As you must’ve heard by now, a man died on a SEPTA bus Sunday morning about 4 a.m.–and the bus continued with its stops. Yep, how metaphoric.
The driver, Nakita Manfra, was driving the Market-Frankford Nite Owl route and first noticed the potential zombie (who was later found with a crack pipe) at the 69th Street Terminal, while he was still breathing. She alerted a higher-up, who told her to continue her route. She did, and stopped at 15th and Market, where field supervisor John Ammons determined the man was still alive. The driver was told to continue onto Frankford.

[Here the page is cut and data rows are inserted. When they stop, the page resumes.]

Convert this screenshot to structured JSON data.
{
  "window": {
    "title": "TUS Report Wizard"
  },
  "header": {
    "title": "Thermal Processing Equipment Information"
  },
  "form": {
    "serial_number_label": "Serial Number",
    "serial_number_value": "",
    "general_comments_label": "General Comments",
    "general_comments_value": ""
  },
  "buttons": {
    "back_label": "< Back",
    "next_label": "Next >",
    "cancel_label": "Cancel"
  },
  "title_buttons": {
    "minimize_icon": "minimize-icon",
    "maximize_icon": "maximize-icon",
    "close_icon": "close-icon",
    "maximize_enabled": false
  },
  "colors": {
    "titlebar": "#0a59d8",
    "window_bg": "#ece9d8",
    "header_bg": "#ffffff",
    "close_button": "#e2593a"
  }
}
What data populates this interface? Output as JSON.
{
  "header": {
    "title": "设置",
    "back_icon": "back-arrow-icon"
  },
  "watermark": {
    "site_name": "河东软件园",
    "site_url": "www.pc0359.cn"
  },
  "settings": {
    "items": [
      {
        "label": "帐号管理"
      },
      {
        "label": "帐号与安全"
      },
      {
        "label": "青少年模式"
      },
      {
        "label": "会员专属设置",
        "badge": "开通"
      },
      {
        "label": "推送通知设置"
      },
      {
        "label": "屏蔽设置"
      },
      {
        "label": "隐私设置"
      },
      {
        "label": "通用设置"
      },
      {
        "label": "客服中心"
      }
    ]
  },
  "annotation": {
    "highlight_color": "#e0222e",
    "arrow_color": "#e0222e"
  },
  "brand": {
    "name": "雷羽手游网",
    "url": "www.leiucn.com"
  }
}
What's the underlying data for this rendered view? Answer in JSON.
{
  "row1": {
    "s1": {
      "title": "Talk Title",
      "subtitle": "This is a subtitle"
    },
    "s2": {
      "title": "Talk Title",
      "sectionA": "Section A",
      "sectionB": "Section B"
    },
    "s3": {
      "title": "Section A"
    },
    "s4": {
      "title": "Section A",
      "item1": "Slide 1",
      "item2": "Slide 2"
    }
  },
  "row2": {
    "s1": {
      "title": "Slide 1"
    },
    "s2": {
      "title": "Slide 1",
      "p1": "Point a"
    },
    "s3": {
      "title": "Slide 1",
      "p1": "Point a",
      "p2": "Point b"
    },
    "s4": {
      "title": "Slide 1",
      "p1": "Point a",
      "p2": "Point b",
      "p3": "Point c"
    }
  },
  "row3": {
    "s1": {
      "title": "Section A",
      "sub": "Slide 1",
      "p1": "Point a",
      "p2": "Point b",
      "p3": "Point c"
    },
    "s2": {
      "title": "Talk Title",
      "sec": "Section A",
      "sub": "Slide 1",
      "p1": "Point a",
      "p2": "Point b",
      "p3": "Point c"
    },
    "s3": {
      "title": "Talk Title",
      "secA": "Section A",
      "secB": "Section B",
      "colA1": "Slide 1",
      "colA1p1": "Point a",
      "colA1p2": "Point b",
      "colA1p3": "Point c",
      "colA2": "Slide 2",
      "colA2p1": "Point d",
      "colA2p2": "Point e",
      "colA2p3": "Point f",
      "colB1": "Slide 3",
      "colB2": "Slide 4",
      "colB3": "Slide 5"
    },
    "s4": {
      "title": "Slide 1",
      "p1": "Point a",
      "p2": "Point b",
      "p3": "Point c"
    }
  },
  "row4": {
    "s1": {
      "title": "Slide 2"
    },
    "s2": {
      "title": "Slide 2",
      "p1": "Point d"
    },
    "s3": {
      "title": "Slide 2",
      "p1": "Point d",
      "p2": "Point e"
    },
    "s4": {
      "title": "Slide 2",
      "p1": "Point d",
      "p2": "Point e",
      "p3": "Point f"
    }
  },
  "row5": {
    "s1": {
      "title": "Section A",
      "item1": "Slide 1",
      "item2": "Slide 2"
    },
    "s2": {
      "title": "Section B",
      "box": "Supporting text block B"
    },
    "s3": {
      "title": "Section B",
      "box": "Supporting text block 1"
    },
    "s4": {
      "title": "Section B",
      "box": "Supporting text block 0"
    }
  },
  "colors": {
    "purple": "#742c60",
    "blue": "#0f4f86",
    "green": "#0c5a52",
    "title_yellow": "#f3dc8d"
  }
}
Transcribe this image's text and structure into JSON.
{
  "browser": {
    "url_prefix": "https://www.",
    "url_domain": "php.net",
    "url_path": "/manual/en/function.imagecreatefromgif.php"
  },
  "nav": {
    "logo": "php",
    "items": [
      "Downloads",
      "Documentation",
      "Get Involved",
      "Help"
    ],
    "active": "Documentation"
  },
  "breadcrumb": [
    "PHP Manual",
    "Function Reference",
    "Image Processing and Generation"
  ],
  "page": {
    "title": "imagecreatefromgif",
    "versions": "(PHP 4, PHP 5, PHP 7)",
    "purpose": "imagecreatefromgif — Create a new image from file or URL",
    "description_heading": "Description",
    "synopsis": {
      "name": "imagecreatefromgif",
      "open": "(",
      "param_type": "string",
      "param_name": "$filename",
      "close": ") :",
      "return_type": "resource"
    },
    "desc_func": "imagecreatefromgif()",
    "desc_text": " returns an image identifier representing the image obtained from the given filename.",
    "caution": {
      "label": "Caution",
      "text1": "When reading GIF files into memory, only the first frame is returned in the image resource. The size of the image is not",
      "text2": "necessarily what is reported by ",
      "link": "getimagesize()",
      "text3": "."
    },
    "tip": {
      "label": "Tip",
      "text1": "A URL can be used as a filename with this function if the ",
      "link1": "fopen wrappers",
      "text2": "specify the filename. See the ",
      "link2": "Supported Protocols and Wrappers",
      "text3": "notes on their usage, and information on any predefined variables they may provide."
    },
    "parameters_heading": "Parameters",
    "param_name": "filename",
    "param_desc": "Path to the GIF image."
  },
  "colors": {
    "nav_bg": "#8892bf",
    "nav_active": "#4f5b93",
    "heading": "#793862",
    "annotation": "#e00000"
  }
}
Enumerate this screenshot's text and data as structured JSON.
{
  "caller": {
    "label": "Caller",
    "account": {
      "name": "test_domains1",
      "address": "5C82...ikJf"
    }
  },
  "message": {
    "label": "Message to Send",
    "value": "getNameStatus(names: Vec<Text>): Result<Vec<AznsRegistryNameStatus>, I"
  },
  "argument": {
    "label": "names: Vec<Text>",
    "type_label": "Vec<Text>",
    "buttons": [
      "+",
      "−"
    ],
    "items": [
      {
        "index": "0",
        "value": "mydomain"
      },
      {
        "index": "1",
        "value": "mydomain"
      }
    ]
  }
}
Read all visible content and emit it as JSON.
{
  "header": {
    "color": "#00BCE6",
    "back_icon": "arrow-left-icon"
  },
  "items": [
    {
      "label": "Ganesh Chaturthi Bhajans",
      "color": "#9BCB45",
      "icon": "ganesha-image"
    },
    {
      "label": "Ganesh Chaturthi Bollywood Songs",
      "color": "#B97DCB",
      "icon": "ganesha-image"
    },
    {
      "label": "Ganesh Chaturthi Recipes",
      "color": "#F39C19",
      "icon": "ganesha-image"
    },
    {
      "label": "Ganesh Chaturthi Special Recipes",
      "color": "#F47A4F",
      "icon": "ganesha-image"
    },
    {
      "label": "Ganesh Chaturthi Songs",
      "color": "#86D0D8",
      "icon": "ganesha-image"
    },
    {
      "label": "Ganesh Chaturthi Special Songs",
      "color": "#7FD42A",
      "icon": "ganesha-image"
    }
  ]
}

As it turns out, not only was continuing with the job normal procedure, but SEPTA officials are defending the decision to all but avoid the bus-riding corpse until arriving at Frankford Transportation Center. Agency spokesman Richard Maloney said of the incident: “There were no complaints from any of the passengers that we're aware of” and admitted the occasional bus dead man was “not that unusual.”
Seriously, if Nakita gets fired (and she better not, because that would be really messed up), Dick Maloney should start driving her route.
“SEPTA officials defended a decision not to call for medical help when a bus driver reported that a passenger—who later died on the Nite Owl bus - was unresponsive and drooling and had wet his pants early Sunday.”
Here are some more ridiculous SEPTA statements and summaries, as reported by local media:
“It’s not uncommon for a person to pass away on a SEPTA bus, according to the transit authority.”
“SEPTA defended the dispatcher's actions yesterday, saying that Leonard Sedden, 68, merely appeared to be asleep and that there was no evidence at the time that he needed urgent care.
Before the bus left 69th Street Terminal, its driver, Natika Manfra, expressed concern to a dispatcher on duty at SEPTA's control center when she couldn't "get any response" from the soiled passenger.”
"But the controller told the driver to keep going:
(Driver:) "OK, so just leave him on the bus, and pick up passengers?"
(Controller:) "That's correct. I don't want to delay service."
At least they waited until after the World Series home games were over. But the surprise strike by the Transport Workers Union caught Philly commuters off-guard -- and presented Mayor Michael Nutter with yet another crisis to solve.
Other city employees may strike soon. And the Daily News has the story on how the SEPTA deal got made.
PhillyNow was at SEPTA’s Youth Advisory Council meeting last night, and there was little talk of the transit authority's budget woes.